== PROBLEM REQUIREMENTS ==
Your copy should match the records below exactly, except for the pictures.

::::

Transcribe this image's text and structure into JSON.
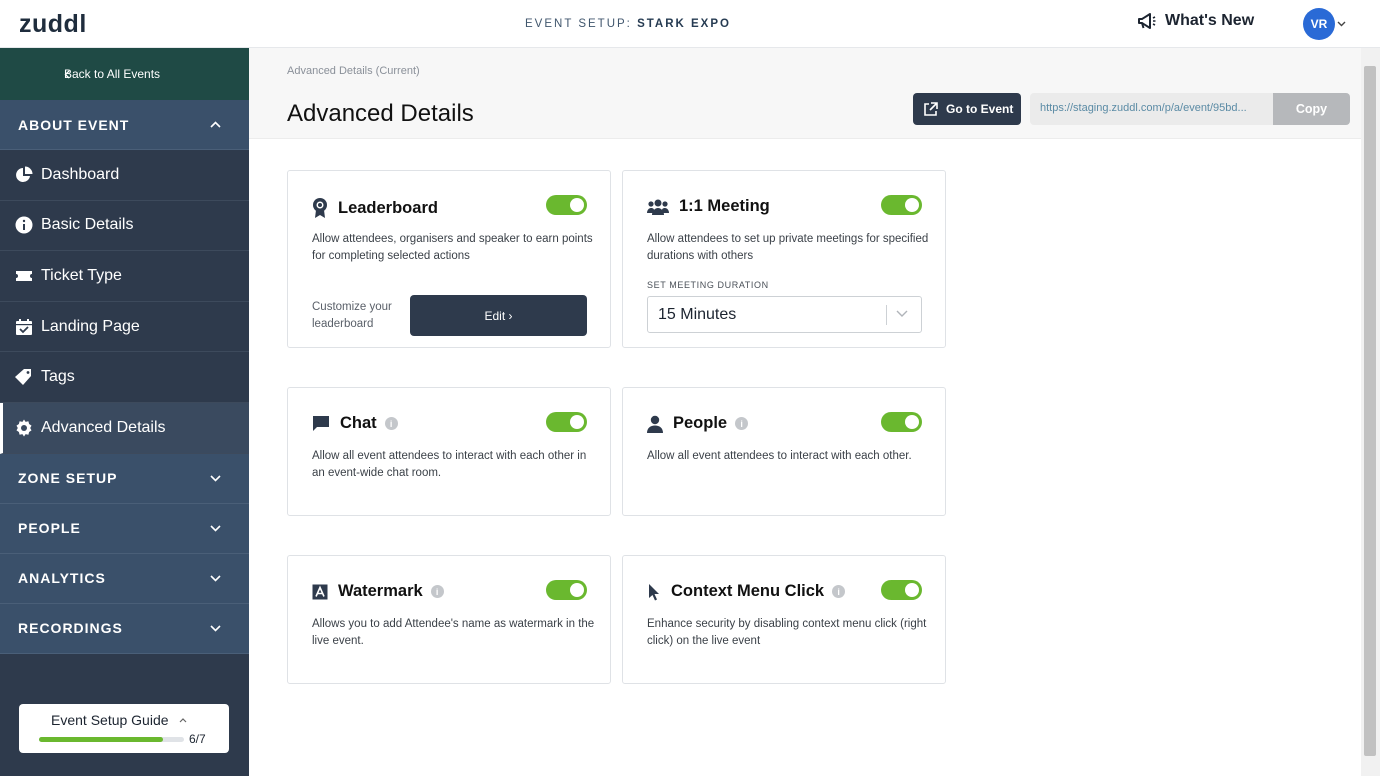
{
  "app": {
    "logo": "zuddl"
  },
  "topbar": {
    "event_prefix": "EVENT SETUP: ",
    "event_name": "STARK EXPO",
    "whats_new": "What's New",
    "avatar_initials": "VR"
  },
  "sidebar": {
    "back_label": "Back to All Events",
    "sections": {
      "about_event": "ABOUT EVENT",
      "zone_setup": "ZONE SETUP",
      "people": "PEOPLE",
      "analytics": "ANALYTICS",
      "recordings": "RECORDINGS"
    },
    "items": [
      {
        "label": "Dashboard",
        "icon": "pie-chart-icon"
      },
      {
        "label": "Basic Details",
        "icon": "info-icon"
      },
      {
        "label": "Ticket Type",
        "icon": "ticket-icon"
      },
      {
        "label": "Landing Page",
        "icon": "calendar-icon"
      },
      {
        "label": "Tags",
        "icon": "tag-icon"
      },
      {
        "label": "Advanced Details",
        "icon": "gear-icon",
        "active": true
      }
    ],
    "guide": {
      "title": "Event Setup Guide",
      "count": "6/7",
      "progress": 0.857
    }
  },
  "header": {
    "breadcrumb": "Advanced Details (Current)",
    "title": "Advanced Details",
    "goto_label": "Go to Event",
    "url": "https://staging.zuddl.com/p/a/event/95bd...",
    "copy_label": "Copy"
  },
  "cards": {
    "leaderboard": {
      "title": "Leaderboard",
      "enabled": true,
      "desc": "Allow attendees, organisers and speaker to earn points for completing selected actions",
      "customize": "Customize your leaderboard",
      "edit_label": "Edit ›"
    },
    "meeting": {
      "title": "1:1 Meeting",
      "enabled": true,
      "desc": "Allow attendees to set up private meetings for specified durations with others",
      "duration_label": "SET MEETING DURATION",
      "duration_value": "15 Minutes"
    },
    "chat": {
      "title": "Chat",
      "enabled": true,
      "desc": "Allow all event attendees to interact with each other in an event-wide chat room."
    },
    "people": {
      "title": "People",
      "enabled": true,
      "desc": "Allow all event attendees to interact with each other."
    },
    "watermark": {
      "title": "Watermark",
      "enabled": true,
      "desc": "Allows you to add Attendee's name as watermark in the live event."
    },
    "context_menu": {
      "title": "Context Menu Click",
      "enabled": true,
      "desc": "Enhance security by disabling context menu click (right click) on the live event"
    }
  },
  "colors": {
    "sidebar_bg": "#2e3a4c",
    "back_bg": "#1f4a45",
    "accent_green": "#6ab82f",
    "avatar_blue": "#2a6ad6"
  }
}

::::

== RESULT OF THIS EXERCISE ==
Transcribe this image's text and structure into JSON.
{
  "app": {
    "logo": "zuddl"
  },
  "topbar": {
    "event_prefix": "EVENT SETUP: ",
    "event_name": "STARK EXPO",
    "whats_new": "What's New",
    "avatar_initials": "VR"
  },
  "sidebar": {
    "back_label": "Back to All Events",
    "sections": {
      "about_event": "ABOUT EVENT",
      "zone_setup": "ZONE SETUP",
      "people": "PEOPLE",
      "analytics": "ANALYTICS",
      "recordings": "RECORDINGS"
    },
    "items": [
      {
        "label": "Dashboard",
        "icon": "pie-chart-icon"
      },
      {
        "label": "Basic Details",
        "icon": "info-icon"
      },
      {
        "label": "Ticket Type",
        "icon": "ticket-icon"
      },
      {
        "label": "Landing Page",
        "icon": "calendar-icon"
      },
      {
        "label": "Tags",
        "icon": "tag-icon"
      },
      {
        "label": "Advanced Details",
        "icon": "gear-icon",
        "active": true
      }
    ],
    "guide": {
      "title": "Event Setup Guide",
      "count": "6/7",
      "progress": 0.857
    }
  },
  "header": {
    "breadcrumb": "Advanced Details (Current)",
    "title": "Advanced Details",
    "goto_label": "Go to Event",
    "url": "https://staging.zuddl.com/p/a/event/95bd...",
    "copy_label": "Copy"
  },
  "cards": {
    "leaderboard": {
      "title": "Leaderboard",
      "enabled": true,
      "desc": "Allow attendees, organisers and speaker to earn points for completing selected actions",
      "customize": "Customize your leaderboard",
      "edit_label": "Edit ›"
    },
    "meeting": {
      "title": "1:1 Meeting",
      "enabled": true,
      "desc": "Allow attendees to set up private meetings for specified durations with others",
      "duration_label": "SET MEETING DURATION",
      "duration_value": "15 Minutes"
    },
    "chat": {
      "title": "Chat",
      "enabled": true,
      "desc": "Allow all event attendees to interact with each other in an event-wide chat room."
    },
    "people": {
      "title": "People",
      "enabled": true,
      "desc": "Allow all event attendees to interact with each other."
    },
    "watermark": {
      "title": "Watermark",
      "enabled": true,
      "desc": "Allows you to add Attendee's name as watermark in the live event."
    },
    "context_menu": {
      "title": "Context Menu Click",
      "enabled": true,
      "desc": "Enhance security by disabling context menu click (right click) on the live event"
    }
  },
  "colors": {
    "sidebar_bg": "#2e3a4c",
    "back_bg": "#1f4a45",
    "accent_green": "#6ab82f",
    "avatar_blue": "#2a6ad6"
  }
}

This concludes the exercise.